Carl Jesper Bengtsson

Student thesis: Master thesis


This thesis is an exploratory study of the subject of gamification (“the use of game elements in a non-game context”), a new proposed way of eliciting engagement in employees and consumers. The gamification industry has been under immense growth since its inception in 2010 but the efficacy and effects of such initiatives are still under debate. While there are several potential avenues for gamification implementation – this thesis is positioned within an organizational context and its effect on employee motivation. Because of the novelty of the subject, little theoretical underpinning has been established and as such, the research question that has guided the work is “Does motivational theory render gamification relevant?” The research question chosen is also contrasted against a larger problem statement that both includes controversy behind the claims of motivational potency of gamification initiatives: global technology advisory firm Gartner predicted in 2012 that 80% of gamification initiatives would have failed reaching their objectives by 2015. Because of the novelty of the subject, an abductive approach has been deployed to complement the initial exploratory requirements of the subject and to determine the viability of potential future hypotheses. Using the social constructionist theory of framing this thesis contrasts independent game elements derived from Werbach & Hunter’s gamification framework with the universal needs for autonomy, competence and relatedness as posited by self-determination theory. The main findings of this thesis are that while there seem to be certain motivational relevance for the use of game elements to elicit engagement, there also exist several previously unaddressed caveats. Above all, there is a heavy leniency towards competence facilitating game elements in current gamification discourse, and additionally, autonomy supportive game elements are independently non-existent. These caveats, and several others, are offered as potential explanations for why the predictions of failure rates have emerged, and are commented on as potential avenues for future research.

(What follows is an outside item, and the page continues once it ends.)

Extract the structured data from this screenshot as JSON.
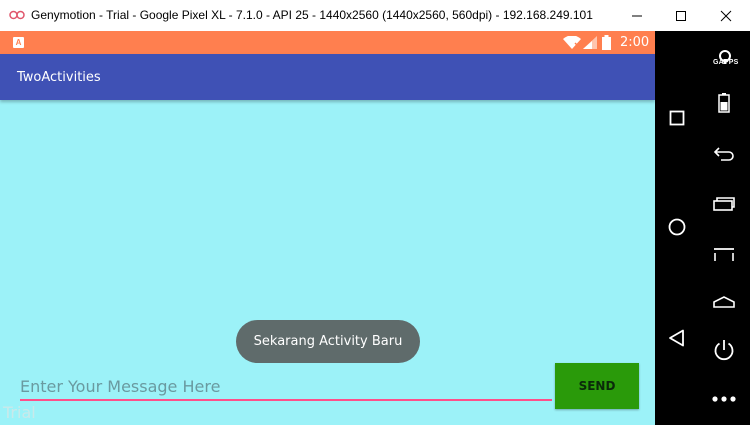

EducationsMSc in Strategy, Organization and Leadership, (Graduate Programme) Final Thesis
Publication date2015
Number of pages77